At least 200,000 people have lost their lives, 2.5 million turned into refugees and 6.5 million displaced due to the intrigues of Washington and its allies in Syria. The statements from the Pentagon make clear that whatever attacks are made on ISIS, it is not the only, or even the primary, target of US intervention in Syria. Officials told the Wall Street Journal on Monday night that American military forces “would enter Syrian airspace without any Syrian regime approval or authorisation.”
That was the White House’s answer to a statement issued Monday by the Syrian government that “any [US] strike which is not coordinated with the government will be considered as aggression.” It appealed for “cooperation” with Washington. The Pentagon spokesmen dismissed the warning and offer of collaboration, telling the Journal that “Syrian air defense systems in eastern Syria won’t pose a threat because sensors are either sparsely located or inoperable.”

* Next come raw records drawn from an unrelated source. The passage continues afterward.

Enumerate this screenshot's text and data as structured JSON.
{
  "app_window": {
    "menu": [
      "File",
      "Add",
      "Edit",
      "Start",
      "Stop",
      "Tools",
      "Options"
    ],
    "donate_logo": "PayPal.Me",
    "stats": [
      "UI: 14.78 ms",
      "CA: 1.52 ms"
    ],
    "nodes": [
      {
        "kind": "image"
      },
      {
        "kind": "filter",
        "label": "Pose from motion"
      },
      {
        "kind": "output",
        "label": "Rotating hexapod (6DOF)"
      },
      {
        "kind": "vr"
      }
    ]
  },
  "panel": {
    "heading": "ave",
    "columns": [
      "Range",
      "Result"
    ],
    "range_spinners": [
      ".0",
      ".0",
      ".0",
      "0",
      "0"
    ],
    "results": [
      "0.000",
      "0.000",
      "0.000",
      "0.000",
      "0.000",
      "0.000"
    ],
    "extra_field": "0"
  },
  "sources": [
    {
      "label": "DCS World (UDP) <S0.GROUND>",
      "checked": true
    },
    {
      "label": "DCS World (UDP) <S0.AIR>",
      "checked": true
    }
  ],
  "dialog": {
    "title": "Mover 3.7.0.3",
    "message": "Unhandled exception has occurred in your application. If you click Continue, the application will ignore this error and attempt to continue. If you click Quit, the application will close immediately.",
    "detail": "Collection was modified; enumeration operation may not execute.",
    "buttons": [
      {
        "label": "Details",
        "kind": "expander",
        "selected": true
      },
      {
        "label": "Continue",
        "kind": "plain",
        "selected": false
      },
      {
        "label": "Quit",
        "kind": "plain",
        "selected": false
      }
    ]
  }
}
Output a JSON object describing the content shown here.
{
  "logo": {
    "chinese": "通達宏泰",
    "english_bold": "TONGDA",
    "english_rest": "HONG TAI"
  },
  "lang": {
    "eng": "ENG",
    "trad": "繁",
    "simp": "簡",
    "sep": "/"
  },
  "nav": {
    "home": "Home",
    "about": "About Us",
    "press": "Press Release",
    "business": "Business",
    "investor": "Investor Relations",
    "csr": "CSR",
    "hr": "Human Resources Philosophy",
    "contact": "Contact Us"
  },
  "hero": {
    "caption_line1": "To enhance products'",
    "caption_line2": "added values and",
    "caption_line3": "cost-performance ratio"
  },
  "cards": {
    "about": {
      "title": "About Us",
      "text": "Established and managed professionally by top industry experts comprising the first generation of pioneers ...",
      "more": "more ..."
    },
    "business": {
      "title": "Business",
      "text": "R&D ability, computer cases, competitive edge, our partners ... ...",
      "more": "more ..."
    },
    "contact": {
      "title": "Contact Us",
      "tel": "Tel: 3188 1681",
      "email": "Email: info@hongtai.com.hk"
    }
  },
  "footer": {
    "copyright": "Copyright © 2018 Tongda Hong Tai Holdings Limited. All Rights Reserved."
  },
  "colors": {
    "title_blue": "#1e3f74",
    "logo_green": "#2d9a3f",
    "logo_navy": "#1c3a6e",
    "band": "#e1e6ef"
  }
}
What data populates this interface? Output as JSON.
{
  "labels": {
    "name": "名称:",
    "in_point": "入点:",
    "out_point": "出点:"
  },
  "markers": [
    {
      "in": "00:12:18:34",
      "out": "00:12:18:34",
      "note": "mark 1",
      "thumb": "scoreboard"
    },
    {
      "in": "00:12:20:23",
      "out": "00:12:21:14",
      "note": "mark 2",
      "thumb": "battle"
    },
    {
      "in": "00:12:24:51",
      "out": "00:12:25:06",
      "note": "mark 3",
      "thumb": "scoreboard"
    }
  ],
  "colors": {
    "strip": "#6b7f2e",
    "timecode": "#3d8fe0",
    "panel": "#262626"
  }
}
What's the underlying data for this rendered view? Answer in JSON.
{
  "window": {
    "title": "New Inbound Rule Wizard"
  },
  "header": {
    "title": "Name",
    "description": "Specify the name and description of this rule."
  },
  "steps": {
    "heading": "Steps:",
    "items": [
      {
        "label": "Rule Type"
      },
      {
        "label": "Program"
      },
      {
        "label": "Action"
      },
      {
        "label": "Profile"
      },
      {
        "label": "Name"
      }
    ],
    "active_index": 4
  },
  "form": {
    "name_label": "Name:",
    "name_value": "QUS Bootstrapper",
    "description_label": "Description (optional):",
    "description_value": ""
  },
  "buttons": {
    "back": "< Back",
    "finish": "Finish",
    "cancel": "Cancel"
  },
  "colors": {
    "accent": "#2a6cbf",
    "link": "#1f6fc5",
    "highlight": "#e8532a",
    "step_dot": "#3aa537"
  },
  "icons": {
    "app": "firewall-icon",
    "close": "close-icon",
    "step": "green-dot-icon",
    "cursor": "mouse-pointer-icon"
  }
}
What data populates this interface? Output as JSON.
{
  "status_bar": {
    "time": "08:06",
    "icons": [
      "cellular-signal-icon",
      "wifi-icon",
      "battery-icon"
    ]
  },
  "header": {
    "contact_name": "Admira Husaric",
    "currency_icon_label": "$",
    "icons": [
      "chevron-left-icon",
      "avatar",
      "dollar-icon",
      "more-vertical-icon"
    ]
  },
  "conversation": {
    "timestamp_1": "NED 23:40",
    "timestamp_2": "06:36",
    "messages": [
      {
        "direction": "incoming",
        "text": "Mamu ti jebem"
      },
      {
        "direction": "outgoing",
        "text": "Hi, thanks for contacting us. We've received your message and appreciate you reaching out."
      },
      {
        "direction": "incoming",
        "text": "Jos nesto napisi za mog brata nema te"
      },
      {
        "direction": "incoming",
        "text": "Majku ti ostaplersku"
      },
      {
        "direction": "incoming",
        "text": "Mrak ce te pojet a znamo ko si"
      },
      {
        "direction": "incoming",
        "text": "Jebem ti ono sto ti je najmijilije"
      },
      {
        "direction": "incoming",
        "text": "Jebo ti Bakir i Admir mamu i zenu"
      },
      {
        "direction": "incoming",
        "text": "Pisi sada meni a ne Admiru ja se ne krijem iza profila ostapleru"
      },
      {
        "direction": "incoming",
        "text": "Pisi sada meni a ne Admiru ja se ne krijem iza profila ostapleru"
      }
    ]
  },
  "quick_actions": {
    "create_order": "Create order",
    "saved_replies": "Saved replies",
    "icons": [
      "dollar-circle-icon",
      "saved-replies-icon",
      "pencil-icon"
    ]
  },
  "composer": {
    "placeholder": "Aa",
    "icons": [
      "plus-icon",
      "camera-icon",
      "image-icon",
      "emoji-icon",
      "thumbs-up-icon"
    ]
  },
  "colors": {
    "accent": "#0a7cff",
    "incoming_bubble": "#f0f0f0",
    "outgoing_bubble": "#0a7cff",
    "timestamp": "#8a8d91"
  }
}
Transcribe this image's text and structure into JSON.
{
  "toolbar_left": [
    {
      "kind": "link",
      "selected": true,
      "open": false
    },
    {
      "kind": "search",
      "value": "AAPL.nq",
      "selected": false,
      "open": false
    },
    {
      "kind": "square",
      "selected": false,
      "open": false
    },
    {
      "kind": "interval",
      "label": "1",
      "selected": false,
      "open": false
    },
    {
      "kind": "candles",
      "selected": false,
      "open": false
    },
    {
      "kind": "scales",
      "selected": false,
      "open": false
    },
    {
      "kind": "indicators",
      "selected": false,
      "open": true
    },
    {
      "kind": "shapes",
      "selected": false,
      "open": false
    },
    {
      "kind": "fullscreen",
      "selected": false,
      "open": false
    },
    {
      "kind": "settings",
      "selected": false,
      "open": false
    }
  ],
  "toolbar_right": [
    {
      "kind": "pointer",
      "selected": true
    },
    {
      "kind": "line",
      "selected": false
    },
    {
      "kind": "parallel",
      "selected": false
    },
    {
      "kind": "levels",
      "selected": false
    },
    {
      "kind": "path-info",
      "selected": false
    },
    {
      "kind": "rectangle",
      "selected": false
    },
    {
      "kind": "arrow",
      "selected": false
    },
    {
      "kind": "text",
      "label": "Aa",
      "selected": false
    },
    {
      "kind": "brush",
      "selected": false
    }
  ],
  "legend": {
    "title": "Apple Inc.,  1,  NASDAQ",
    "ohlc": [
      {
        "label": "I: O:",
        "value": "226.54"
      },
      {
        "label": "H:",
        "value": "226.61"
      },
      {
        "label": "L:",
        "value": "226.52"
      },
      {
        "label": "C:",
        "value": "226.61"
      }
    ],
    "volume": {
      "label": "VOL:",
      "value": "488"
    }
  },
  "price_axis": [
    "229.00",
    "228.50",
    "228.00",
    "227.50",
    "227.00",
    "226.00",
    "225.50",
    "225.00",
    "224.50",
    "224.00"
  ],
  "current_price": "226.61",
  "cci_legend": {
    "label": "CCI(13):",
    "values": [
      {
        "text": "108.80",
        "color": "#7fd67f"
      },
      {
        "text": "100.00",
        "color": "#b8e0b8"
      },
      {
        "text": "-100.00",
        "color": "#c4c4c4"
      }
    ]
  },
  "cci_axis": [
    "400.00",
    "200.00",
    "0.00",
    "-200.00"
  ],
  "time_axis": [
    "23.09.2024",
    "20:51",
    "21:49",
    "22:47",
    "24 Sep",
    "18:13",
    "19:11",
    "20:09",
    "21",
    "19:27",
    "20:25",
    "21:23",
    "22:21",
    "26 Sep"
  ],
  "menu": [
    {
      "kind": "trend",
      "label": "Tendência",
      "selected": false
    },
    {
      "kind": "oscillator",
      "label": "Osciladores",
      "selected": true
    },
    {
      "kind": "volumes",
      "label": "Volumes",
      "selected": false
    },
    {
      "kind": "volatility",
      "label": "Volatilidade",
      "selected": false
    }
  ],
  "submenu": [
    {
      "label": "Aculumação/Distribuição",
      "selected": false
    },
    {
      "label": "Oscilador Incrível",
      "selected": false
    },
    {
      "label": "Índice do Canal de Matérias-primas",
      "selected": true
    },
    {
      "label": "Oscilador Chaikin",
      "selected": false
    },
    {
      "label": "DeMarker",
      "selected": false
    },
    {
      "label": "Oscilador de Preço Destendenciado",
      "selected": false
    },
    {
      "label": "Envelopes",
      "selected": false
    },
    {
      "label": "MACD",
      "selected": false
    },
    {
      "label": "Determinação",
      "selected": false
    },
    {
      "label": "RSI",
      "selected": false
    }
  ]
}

In comments earlier Monday, State Department spokesperson Jen Psaki declared: “Just because the Syrian regime may be taking on Islamic State ... it certainly doesn’t mean we’re on the same side of the coin here.”
Such statements indicate that an intervention against ISIS could be used to take forward Washington’s objective of regime change in Damascus. The immediate prospect that looms is armed clashes between the Syrian air force and US war planes.
In just one of the many admissions that US policy is wracked by glaring contradictions, Fox News commented: “[A] US campaign to weaken the Islamic State militants could actually strengthen a leader the White House has sought to push from office. Obama could try to counteract that awkward dynamic by also targeting Assad’s forces, though that could drag the US into the bloody, complex conflict.”
The US and its European allies pulled back last September from launching a massive air assault on the Assad regime in the face of popular opposition at home and concerns over a confrontation with Russia and Iran, which both back Assad. Barely a year later, the Obama administration is preparing to launch military operations in Syria, where Iran is believed to have significant military forces and when relations with Russia have dramatically deteriorated due to the crisis in Ukraine. Moreover, there remains no support in the American population for a new war in the Middle East.
Russian Foreign Minister Sergey Lavrov stated yesterday that the US and its allies had “to choose what is more important: to change the regime, and satisfy personal antipathies with the risk that the situation will crumble, or find pragmatic ways to join efforts against the common threat.”
The Obama administration has ruled out working with the Assad regime and is leaving open the option of military operations in support of regime change. At the same time, the White House has flatly rejected any suggestion that it requires congressional approval to open a war in Syria, which would rapidly accelerate regional and international tensions.